The heatsink is of course huge, featuring six heatpipes to keep the thing from overheating and given the overall specifications its not exactly easy to keep it cool. The card features a clock speed of 920MHz for the GPU, 2GB of GDDR5 memory at 5600MHz and a 256-bit memory interface. This being part of the R9 270 range, the card is based around AMD’s Pitcairn architecture, which features 1280 stream processors, 80 TMUs and 32 ROPS.
Of course you’ll want a nicely ventilated chassis if you’re going to install this kind of card, but a little forward planning can get you a long way to a virtually silent, or at least a lot quieter rig. With prices of around £149.99 from places like overclockers.co.uk the card is affordable too.
Thank you Fudzilla for providing us with this information.
Apparnetly the new card has a 12-layer PCB, up from the 10-layer PCB on the HD 7970. The memory interface is 512-bit, it has two CrossFireX connectors and a dual fan cooler (pictured above). This means AMD are ditching the single fan blower style cooler. The TDP of the card is said to be 250W which is the same as the HD 7970 GHz edition and 20W higher than the normal HD 7970 which had a TDP of 230W.
The card is powered by single 6 pin and single 8 pin PCIe connectors.
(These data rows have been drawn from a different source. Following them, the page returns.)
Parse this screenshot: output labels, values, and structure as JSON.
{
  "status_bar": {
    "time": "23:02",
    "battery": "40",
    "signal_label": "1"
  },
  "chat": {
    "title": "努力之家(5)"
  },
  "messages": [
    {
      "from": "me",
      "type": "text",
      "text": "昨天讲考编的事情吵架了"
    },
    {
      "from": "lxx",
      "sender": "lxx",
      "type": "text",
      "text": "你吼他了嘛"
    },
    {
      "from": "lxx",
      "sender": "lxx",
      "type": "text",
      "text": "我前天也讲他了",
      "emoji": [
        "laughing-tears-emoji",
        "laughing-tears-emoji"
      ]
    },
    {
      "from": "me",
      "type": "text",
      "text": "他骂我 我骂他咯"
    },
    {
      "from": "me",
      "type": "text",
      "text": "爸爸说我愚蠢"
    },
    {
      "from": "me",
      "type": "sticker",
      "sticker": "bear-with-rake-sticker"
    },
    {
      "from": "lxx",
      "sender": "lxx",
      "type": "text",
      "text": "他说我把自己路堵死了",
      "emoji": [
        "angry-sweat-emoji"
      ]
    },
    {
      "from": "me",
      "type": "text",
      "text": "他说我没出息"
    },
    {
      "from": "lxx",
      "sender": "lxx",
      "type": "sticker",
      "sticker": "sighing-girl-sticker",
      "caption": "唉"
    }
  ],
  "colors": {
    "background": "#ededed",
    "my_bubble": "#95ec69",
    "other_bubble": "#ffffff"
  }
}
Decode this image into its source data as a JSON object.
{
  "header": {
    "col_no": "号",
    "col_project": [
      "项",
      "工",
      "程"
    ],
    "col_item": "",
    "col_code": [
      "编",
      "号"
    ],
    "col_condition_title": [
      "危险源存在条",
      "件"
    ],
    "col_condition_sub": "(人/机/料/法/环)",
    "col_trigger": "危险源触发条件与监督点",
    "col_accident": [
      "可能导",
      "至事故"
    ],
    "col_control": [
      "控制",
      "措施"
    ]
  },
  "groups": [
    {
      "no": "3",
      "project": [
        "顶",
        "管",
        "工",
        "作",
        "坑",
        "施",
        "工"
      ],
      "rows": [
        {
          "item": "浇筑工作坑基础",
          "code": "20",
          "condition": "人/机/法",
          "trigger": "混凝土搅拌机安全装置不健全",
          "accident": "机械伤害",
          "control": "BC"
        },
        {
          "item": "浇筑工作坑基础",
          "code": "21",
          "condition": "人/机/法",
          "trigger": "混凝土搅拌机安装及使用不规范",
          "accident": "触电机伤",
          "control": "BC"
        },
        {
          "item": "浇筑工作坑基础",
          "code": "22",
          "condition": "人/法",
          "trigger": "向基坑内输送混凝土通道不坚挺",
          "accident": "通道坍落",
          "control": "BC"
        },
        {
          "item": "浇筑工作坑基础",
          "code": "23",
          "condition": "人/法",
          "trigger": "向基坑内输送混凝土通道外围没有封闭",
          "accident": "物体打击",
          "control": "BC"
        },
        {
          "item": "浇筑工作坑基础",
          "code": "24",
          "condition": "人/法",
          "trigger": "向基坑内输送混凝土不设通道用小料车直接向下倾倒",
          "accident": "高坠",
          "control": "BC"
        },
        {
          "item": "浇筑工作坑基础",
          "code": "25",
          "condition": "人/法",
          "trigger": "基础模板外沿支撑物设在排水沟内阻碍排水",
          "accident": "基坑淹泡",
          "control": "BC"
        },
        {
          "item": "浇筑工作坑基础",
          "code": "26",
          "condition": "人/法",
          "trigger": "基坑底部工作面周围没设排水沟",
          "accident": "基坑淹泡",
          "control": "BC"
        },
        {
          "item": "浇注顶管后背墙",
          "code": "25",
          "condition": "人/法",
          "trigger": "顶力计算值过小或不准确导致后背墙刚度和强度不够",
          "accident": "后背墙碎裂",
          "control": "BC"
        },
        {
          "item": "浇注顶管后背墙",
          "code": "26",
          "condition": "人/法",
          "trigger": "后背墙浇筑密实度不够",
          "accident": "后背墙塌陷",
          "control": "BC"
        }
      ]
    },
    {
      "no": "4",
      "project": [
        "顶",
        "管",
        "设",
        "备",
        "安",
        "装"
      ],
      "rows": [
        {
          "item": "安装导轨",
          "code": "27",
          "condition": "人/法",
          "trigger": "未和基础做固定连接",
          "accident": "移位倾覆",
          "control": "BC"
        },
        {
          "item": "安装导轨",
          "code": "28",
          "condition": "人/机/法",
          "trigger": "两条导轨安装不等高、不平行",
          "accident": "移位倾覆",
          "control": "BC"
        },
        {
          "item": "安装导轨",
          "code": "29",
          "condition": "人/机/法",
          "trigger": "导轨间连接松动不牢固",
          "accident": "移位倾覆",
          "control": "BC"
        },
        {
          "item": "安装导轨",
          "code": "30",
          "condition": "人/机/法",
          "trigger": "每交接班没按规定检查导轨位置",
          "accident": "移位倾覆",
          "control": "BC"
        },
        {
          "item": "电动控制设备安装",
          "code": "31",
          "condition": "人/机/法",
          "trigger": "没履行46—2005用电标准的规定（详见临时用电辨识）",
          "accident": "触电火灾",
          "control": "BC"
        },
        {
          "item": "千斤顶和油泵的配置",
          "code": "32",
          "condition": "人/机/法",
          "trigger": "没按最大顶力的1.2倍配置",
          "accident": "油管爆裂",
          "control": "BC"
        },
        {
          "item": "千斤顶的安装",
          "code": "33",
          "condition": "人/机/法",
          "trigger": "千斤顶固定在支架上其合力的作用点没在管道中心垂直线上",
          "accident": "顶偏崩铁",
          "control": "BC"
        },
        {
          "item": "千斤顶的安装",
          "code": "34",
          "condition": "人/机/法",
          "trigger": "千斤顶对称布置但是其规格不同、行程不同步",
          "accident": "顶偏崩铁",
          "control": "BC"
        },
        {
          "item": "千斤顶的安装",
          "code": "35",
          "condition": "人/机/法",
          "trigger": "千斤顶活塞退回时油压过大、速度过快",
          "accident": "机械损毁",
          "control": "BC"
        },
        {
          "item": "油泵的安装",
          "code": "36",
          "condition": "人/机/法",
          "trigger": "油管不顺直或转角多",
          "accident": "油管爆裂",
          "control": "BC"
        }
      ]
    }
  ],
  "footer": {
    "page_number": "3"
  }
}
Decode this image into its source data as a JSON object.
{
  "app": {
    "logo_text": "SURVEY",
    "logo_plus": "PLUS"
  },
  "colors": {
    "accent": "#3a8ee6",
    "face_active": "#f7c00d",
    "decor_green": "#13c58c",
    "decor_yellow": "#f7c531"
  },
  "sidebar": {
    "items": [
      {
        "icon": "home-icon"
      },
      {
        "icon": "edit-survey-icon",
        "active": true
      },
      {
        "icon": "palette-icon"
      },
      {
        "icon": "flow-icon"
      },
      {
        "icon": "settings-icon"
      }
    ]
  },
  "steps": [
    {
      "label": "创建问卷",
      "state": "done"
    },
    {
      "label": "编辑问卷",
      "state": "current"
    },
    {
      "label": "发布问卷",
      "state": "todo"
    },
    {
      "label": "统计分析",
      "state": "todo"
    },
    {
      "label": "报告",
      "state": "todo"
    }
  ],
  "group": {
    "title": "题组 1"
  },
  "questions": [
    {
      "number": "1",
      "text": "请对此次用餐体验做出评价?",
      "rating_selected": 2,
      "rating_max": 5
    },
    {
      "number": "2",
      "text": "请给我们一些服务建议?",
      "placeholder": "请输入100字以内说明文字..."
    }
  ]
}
There’s no detailed information on launch time-frames but October is still being highly touted. With early release samples out and about, expect to see a few leaked previews/reviews of the HD 9970s performance in the coming weeks.
According to a report by Guru3D we can expect to see AMD’s HD 9000 series this October. AMD has already released the HD 8000 series for OEMs and mobile parts and a desktop equivalent isn’t expected for the retail channel. Instead AMD will skip straight to HD 9000 in October basing the first of these new cards on the current incarnation of the 28nm process – not a downward shrink to 20nm like previously rumoured or a revised 28nm process. These existing 28nm parts will be codenamed Curacao and Hainan.
Curacoa is expected to be an upgrade of the Tahiti Silicon with 2304 stream processors based on the Graphics Core Next (GCN) 2.0 architecture with 144 Texture Mapping Units, 48 Raster Operations Pipelines and a 384 bit GDDR5 memory interface. There is also an “improved front-end” which adds four asynchronous computing engines – ACEs – and three independent geometry engines. Curacao will be divided up for the highest end two – four graphics cards while Hainan will come in to replace Pitcairn in the more performance-segment. Hainan features up to 1792 GCN 2.0 cores, 112 TMUs, 32 ROPs and a 256 bit memort interface. It uses fewer ACEs and geometry engines than Curacoa.